Shift-Handover: Structured Logbook Design

Shift Handover series:

Part 1: Shift-Handover: 5% of Operations Time, 40% of Incidents

Part 2: Shift-Handover: Structured Logbook Design


In our previous article looking into the challenges of shift handover and the significant impact that Mental Modelling has on the shift handover process, we identified that whilst shift handovers take up only a small portion of an operator’s time, they are the significant contributor to plant incidents.

In the research from Yin and Laberge 2010, we saw that operators place a significant emphasis on leveraging their personal mental model when making decisions. This is problematic because in most cases an operator's mental model is highly personalized and specific to them as an individual,  since their model has been an accumulated development over years of personal experience.

Thus, what we see is that during the shift handover process there is a fundamental underlying assumption that - when knowledge is being transferred - the same meaning is being received by the other party. But, as illustrated in the figure below, the message sent can be at times (maybe even often times), different from the message that is received. 

Is an apple normally red or green?

When we delve deeper into the research, the reason for this is identified as even if the outgoing operator gives his or her best effort to anticipate and communicate the crucial information required by the incoming operator during shift handover (i.e. necessary for the incoming operator to know in order to operate the plant safely), this anticipation is based on their own personal mental model -- and the updates that have occurred to their mental model throughout the shift.

In our first article (which can be found here) we concluded that by adhering to simple communication strategies during the shift handover process, ensures that the clarity and validation of the intended message is tremendously improved (i.e. risk of operator error and loss in efficiency is greatly reduced).

In the second section of this series, we dive deeper into the content and structure of operations log books, how they are utilized, and their most effective design.


According to Yin and Laberge, over 80% of production logbooks are of an unstructured style.
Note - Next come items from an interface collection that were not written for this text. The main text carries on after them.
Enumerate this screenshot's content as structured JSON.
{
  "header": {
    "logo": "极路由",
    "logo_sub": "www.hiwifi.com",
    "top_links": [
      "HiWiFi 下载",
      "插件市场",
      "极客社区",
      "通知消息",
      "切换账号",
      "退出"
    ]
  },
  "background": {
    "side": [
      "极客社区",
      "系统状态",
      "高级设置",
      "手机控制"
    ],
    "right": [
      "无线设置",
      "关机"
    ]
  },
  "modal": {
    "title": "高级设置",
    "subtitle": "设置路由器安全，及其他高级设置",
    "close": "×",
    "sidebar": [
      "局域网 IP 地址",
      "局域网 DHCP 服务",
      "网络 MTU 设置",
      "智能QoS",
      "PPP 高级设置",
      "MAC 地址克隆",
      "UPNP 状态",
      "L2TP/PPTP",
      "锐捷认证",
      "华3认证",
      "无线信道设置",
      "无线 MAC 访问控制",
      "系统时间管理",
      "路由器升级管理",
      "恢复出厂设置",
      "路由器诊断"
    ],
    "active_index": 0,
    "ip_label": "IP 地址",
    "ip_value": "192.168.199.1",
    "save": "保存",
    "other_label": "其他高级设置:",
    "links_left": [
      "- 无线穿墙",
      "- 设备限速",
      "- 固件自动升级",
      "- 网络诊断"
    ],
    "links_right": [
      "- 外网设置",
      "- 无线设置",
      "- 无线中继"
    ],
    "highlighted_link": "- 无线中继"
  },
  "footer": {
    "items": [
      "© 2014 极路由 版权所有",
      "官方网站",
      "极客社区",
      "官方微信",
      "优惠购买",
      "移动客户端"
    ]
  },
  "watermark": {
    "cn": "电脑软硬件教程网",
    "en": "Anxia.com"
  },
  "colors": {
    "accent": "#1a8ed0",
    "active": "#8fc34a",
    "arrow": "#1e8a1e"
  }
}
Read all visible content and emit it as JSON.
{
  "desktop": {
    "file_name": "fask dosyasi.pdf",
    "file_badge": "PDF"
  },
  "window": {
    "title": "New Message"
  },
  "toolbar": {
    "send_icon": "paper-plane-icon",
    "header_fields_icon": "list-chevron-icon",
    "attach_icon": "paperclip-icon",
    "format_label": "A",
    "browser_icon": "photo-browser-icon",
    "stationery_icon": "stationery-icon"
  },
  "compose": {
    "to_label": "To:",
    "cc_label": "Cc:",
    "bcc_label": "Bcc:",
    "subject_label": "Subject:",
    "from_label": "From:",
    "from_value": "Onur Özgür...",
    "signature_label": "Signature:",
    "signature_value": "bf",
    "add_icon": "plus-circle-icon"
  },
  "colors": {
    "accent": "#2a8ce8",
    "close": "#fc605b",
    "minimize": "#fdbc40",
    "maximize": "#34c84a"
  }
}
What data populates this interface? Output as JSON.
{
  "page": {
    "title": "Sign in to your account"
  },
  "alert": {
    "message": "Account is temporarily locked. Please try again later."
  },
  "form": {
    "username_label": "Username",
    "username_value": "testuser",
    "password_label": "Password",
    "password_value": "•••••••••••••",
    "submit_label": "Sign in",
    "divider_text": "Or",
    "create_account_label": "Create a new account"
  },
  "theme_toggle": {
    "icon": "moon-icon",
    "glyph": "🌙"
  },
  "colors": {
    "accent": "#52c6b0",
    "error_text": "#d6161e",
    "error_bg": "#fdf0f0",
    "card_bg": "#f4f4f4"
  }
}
Typically, an unstructured logbook is a standard A4 notebook or diary in which operators are free to write anything that they feel is pertinent information to the incoming shift, and of course this is based on their personal judgement and individual mental model.

Unstructured logbook
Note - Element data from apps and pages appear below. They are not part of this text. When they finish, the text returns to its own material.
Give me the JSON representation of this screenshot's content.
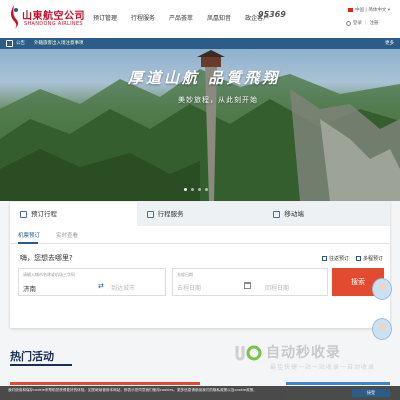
{
  "header": {
    "logo_cn": "山東航空公司",
    "logo_en": "SHANDONG AIRLINES",
    "nav": [
      "预订管理",
      "行程服务",
      "产品荟萃",
      "凤凰知音",
      "政企客户"
    ],
    "hotline": "95369",
    "hotline_sub": "",
    "lang": "中国 | 简体中文 ▾",
    "login": "登录",
    "register": "注册",
    "brand_color": "#c8102e",
    "accent_color": "#2c5d8a"
  },
  "notice": {
    "label": "公告",
    "text": "外籍旅客出入境注意事项",
    "more": "更多"
  },
  "hero": {
    "title": "厚道山航 品質飛翔",
    "subtitle": "美妙旅程，从此刻开始"
  },
  "booking": {
    "tabs": [
      {
        "label": "预订行程",
        "icon": "plane-icon"
      },
      {
        "label": "行程服务",
        "icon": "document-icon"
      },
      {
        "label": "移动端",
        "icon": "mobile-icon"
      }
    ],
    "subtabs": [
      "机票预订",
      "实时查看"
    ],
    "question": "嗨，您想去哪里?",
    "trip_types": [
      "往返预订",
      "多程预订"
    ],
    "from_label": "请输入城市名称或机场三字码",
    "from_value": "济南",
    "to_placeholder": "到达城市",
    "depart_label": "去程日期",
    "depart_placeholder": "去程日期",
    "return_placeholder": "回程日期",
    "search_label": "搜索"
  },
  "hot": {
    "title": "热门活动"
  },
  "watermark": {
    "text": "自动秒收录",
    "sub": "最佳快捷一站一站收录一自动收录"
  },
  "cookie": {
    "text": "我们使用和保存cookie来帮助您获得更好的体验。如您继续使用本网站，即表示您同意我们使用cookies。更多信息请参阅我们的隐私政策以及cookie政策。",
    "button": "接受"
  }
}
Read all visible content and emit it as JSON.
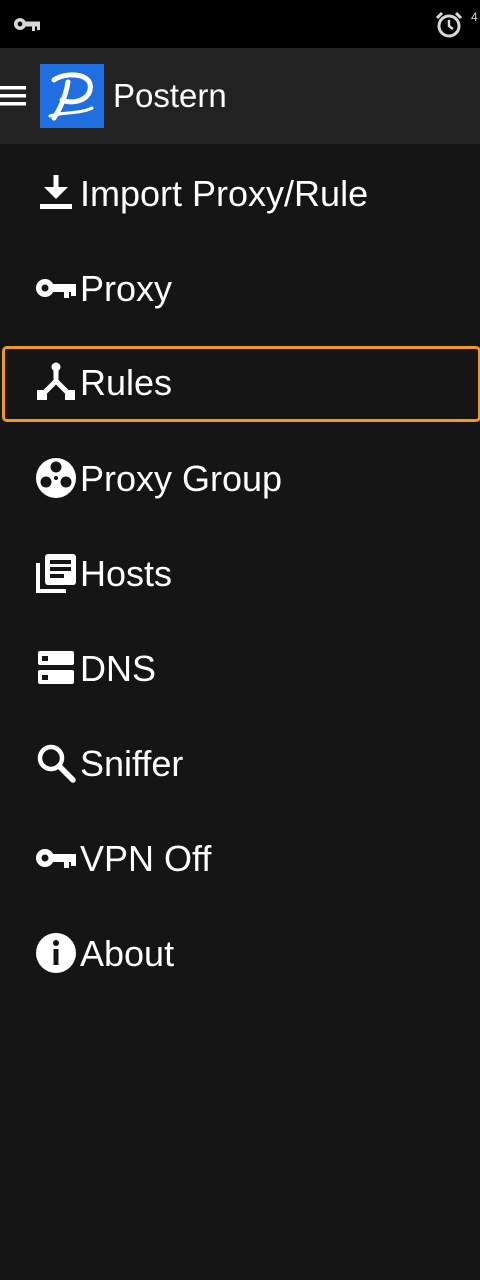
{
  "status_bar": {
    "icons": [
      "vpn-key-icon",
      "alarm-icon"
    ],
    "clipped_text": "4"
  },
  "app_bar": {
    "title": "Postern",
    "menu_icon": "hamburger-icon",
    "logo_icon": "postern-logo-icon",
    "logo_color": "#1f6fe0"
  },
  "nav": {
    "selected": "Rules",
    "focus_color": "#f29a1f",
    "items": [
      {
        "label": "Import Proxy/Rule",
        "icon": "download-icon"
      },
      {
        "label": "Proxy",
        "icon": "key-icon"
      },
      {
        "label": "Rules",
        "icon": "fork-icon"
      },
      {
        "label": "Proxy Group",
        "icon": "film-reel-icon"
      },
      {
        "label": "Hosts",
        "icon": "library-books-icon"
      },
      {
        "label": "DNS",
        "icon": "dns-icon"
      },
      {
        "label": "Sniffer",
        "icon": "search-icon"
      },
      {
        "label": "VPN Off",
        "icon": "key-icon"
      },
      {
        "label": "About",
        "icon": "info-icon"
      }
    ]
  }
}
This unstructured approach is relatively simple and easy for operations staff to conduct, requiring little effort, time or impact on operations. But, one study at Nanyang Technological University of Singapore has identified that a significant volume of critical content is accidentally being missed using this method; more specifically that 18% of the expected contents are not included in typical logbooks and shift handover reports. (This figure is based on analysis conducted with senior operations staff. This percentage could presumably be lower or higher in junior operational staff, depending on personal opinion)

Additionally, both the Piper Alpha and BP Texas City investigation reports clearly stated that despite the best of intentions by the operation teams, the lack of logbook information and the informal/unstructured shift handover processes where key failures in the lead up to both incidents.

So, it’s clear that whilst operators give their best effort in transferring the required knowledge to the incoming operations team, significant portions are still being missed,for various reasons.

So, what can be done? How can we improve this situation?

Structured Shift-handover report

It was identified by The Kiel Center that operations teams are very much aware of the minimum and necessary information that is required to operate the facility safely and effectively,however,with the pressure and rush of day-to-day operations it is simple to forget key elements during shift handover.

During testing, The Kiel Center implemented a structured template for use during the shift handover preparation, with the goal being to catch and clarify the small (even miniscule)  changes and events that later may have the potential for significant impact.It was proved that by leveraging the structured template, operators were prompted to recall all important and relevant information that would have otherwise  been forgotten, or been left to fall through the cracks. 

As operators, all of us have experienced reported incidents that were a direct result of undocumented or incomplete maintenance preparations, overrides, and deviations from SOP.

Based on this research the final message of the The Kiel Center was that clear and quantifiable benefits can be achieved by moving from unstructured logbooks to logbooks with a structure – inevitably driving the improvement of the shift handover process.

As seen in the figure below, a structured logbook clearly outlines each of the key information categories that operations staff are expected to provide to the incoming shift,thus acting as a prompt for the operator to ensure they are clearly thinking through each of the key knowledge areas. are referring to the book more. People talk through the book in a structured way.
— Refinery Operator

The Kiel Centre identified via an operator survey that this change to structured logbooks resulted in a 71% improvement in the content of the completed logbooks; combined with a 66% improvement in the shift handover process.

Nanyang has taken this research one step further to quantify the benefits, in terms of actual operator knowledge improvement via identifying that operators gained a 9% improvement in the ability to recall information; and 8% improvement in correct responses to probe questions.

Our first article in this series is available here: Shift-Handover: 5% of Operations Time, 40% of Incidents

The Kiel Center:
Yin and Laberge 2010:
Nanyang Technological University: